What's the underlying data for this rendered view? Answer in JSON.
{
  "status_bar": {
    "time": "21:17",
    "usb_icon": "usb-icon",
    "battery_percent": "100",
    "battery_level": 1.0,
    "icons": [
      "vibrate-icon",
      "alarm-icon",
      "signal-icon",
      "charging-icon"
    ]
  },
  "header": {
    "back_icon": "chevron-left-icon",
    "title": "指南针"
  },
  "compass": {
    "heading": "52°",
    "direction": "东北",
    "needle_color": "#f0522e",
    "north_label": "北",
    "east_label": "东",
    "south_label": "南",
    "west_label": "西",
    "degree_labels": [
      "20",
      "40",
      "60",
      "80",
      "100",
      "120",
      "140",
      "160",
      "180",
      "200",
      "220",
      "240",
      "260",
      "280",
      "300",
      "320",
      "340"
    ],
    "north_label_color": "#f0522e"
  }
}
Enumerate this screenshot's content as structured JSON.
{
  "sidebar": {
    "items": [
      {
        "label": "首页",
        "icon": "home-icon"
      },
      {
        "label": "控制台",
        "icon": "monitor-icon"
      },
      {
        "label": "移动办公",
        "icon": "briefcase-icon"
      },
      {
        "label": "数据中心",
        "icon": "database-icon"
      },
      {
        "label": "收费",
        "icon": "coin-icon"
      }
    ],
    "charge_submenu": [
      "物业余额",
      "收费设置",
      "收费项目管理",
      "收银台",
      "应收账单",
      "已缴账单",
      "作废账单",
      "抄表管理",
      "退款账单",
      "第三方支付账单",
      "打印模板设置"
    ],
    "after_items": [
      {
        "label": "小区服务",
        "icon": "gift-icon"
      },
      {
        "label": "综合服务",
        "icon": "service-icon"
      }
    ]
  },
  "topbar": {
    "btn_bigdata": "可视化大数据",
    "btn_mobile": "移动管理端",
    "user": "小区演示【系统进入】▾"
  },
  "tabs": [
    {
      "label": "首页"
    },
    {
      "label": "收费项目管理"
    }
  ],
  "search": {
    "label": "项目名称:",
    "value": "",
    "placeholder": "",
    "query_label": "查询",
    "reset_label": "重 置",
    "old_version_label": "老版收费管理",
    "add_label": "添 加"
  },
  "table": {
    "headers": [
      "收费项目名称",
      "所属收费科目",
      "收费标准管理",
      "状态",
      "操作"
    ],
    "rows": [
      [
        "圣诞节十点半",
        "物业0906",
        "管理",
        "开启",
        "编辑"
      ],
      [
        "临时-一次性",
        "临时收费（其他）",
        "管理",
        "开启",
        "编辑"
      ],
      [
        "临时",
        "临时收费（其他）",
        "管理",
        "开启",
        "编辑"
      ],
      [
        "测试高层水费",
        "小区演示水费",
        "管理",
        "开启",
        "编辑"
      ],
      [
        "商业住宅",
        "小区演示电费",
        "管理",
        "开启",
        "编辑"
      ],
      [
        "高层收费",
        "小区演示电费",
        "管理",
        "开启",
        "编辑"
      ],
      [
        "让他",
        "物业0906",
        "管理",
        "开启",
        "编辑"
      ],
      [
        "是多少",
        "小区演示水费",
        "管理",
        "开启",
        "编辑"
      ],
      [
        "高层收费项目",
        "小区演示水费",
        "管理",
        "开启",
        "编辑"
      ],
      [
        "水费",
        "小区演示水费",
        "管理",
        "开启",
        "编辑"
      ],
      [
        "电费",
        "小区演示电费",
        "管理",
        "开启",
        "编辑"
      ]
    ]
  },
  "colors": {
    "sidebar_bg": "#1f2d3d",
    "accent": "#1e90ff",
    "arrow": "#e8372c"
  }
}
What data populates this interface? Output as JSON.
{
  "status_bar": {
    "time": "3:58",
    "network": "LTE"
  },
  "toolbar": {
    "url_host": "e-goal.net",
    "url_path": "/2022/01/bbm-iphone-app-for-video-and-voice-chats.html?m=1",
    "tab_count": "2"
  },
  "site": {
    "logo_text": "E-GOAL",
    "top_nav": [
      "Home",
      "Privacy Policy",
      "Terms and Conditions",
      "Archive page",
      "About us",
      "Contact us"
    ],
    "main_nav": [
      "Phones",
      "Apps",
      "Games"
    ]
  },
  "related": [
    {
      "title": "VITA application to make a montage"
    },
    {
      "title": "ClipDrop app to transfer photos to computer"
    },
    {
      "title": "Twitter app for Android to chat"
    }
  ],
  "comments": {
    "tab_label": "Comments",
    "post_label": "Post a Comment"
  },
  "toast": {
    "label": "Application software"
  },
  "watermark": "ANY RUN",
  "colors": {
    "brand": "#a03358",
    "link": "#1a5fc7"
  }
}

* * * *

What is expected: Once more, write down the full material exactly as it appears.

Result:
What's the underlying data for this rendered view? Answer in JSON.
{
  "status_bar": {
    "time": "21:17",
    "usb_icon": "usb-icon",
    "battery_percent": "100",
    "battery_level": 1.0,
    "icons": [
      "vibrate-icon",
      "alarm-icon",
      "signal-icon",
      "charging-icon"
    ]
  },
  "header": {
    "back_icon": "chevron-left-icon",
    "title": "指南针"
  },
  "compass": {
    "heading": "52°",
    "direction": "东北",
    "needle_color": "#f0522e",
    "north_label": "北",
    "east_label": "东",
    "south_label": "南",
    "west_label": "西",
    "degree_labels": [
      "20",
      "40",
      "60",
      "80",
      "100",
      "120",
      "140",
      "160",
      "180",
      "200",
      "220",
      "240",
      "260",
      "280",
      "300",
      "320",
      "340"
    ],
    "north_label_color": "#f0522e"
  }
}
Enumerate this screenshot's content as structured JSON.
{
  "sidebar": {
    "items": [
      {
        "label": "首页",
        "icon": "home-icon"
      },
      {
        "label": "控制台",
        "icon": "monitor-icon"
      },
      {
        "label": "移动办公",
        "icon": "briefcase-icon"
      },
      {
        "label": "数据中心",
        "icon": "database-icon"
      },
      {
        "label": "收费",
        "icon": "coin-icon"
      }
    ],
    "charge_submenu": [
      "物业余额",
      "收费设置",
      "收费项目管理",
      "收银台",
      "应收账单",
      "已缴账单",
      "作废账单",
      "抄表管理",
      "退款账单",
      "第三方支付账单",
      "打印模板设置"
    ],
    "after_items": [
      {
        "label": "小区服务",
        "icon": "gift-icon"
      },
      {
        "label": "综合服务",
        "icon": "service-icon"
      }
    ]
  },
  "topbar": {
    "btn_bigdata": "可视化大数据",
    "btn_mobile": "移动管理端",
    "user": "小区演示【系统进入】▾"
  },
  "tabs": [
    {
      "label": "首页"
    },
    {
      "label": "收费项目管理"
    }
  ],
  "search": {
    "label": "项目名称:",
    "value": "",
    "placeholder": "",
    "query_label": "查询",
    "reset_label": "重 置",
    "old_version_label": "老版收费管理",
    "add_label": "添 加"
  },
  "table": {
    "headers": [
      "收费项目名称",
      "所属收费科目",
      "收费标准管理",
      "状态",
      "操作"
    ],
    "rows": [
      [
        "圣诞节十点半",
        "物业0906",
        "管理",
        "开启",
        "编辑"
      ],
      [
        "临时-一次性",
        "临时收费（其他）",
        "管理",
        "开启",
        "编辑"
      ],
      [
        "临时",
        "临时收费（其他）",
        "管理",
        "开启",
        "编辑"
      ],
      [
        "测试高层水费",
        "小区演示水费",
        "管理",
        "开启",
        "编辑"
      ],
      [
        "商业住宅",
        "小区演示电费",
        "管理",
        "开启",
        "编辑"
      ],
      [
        "高层收费",
        "小区演示电费",
        "管理",
        "开启",
        "编辑"
      ],
      [
        "让他",
        "物业0906",
        "管理",
        "开启",
        "编辑"
      ],
      [
        "是多少",
        "小区演示水费",
        "管理",
        "开启",
        "编辑"
      ],
      [
        "高层收费项目",
        "小区演示水费",
        "管理",
        "开启",
        "编辑"
      ],
      [
        "水费",
        "小区演示水费",
        "管理",
        "开启",
        "编辑"
      ],
      [
        "电费",
        "小区演示电费",
        "管理",
        "开启",
        "编辑"
      ]
    ]
  },
  "colors": {
    "sidebar_bg": "#1f2d3d",
    "accent": "#1e90ff",
    "arrow": "#e8372c"
  }
}
What data populates this interface? Output as JSON.
{
  "status_bar": {
    "time": "3:58",
    "network": "LTE"
  },
  "toolbar": {
    "url_host": "e-goal.net",
    "url_path": "/2022/01/bbm-iphone-app-for-video-and-voice-chats.html?m=1",
    "tab_count": "2"
  },
  "site": {
    "logo_text": "E-GOAL",
    "top_nav": [
      "Home",
      "Privacy Policy",
      "Terms and Conditions",
      "Archive page",
      "About us",
      "Contact us"
    ],
    "main_nav": [
      "Phones",
      "Apps",
      "Games"
    ]
  },
  "related": [
    {
      "title": "VITA application to make a montage"
    },
    {
      "title": "ClipDrop app to transfer photos to computer"
    },
    {
      "title": "Twitter app for Android to chat"
    }
  ],
  "comments": {
    "tab_label": "Comments",
    "post_label": "Post a Comment"
  },
  "toast": {
    "label": "Application software"
  },
  "watermark": "ANY RUN",
  "colors": {
    "brand": "#a03358",
    "link": "#1a5fc7"
  }
}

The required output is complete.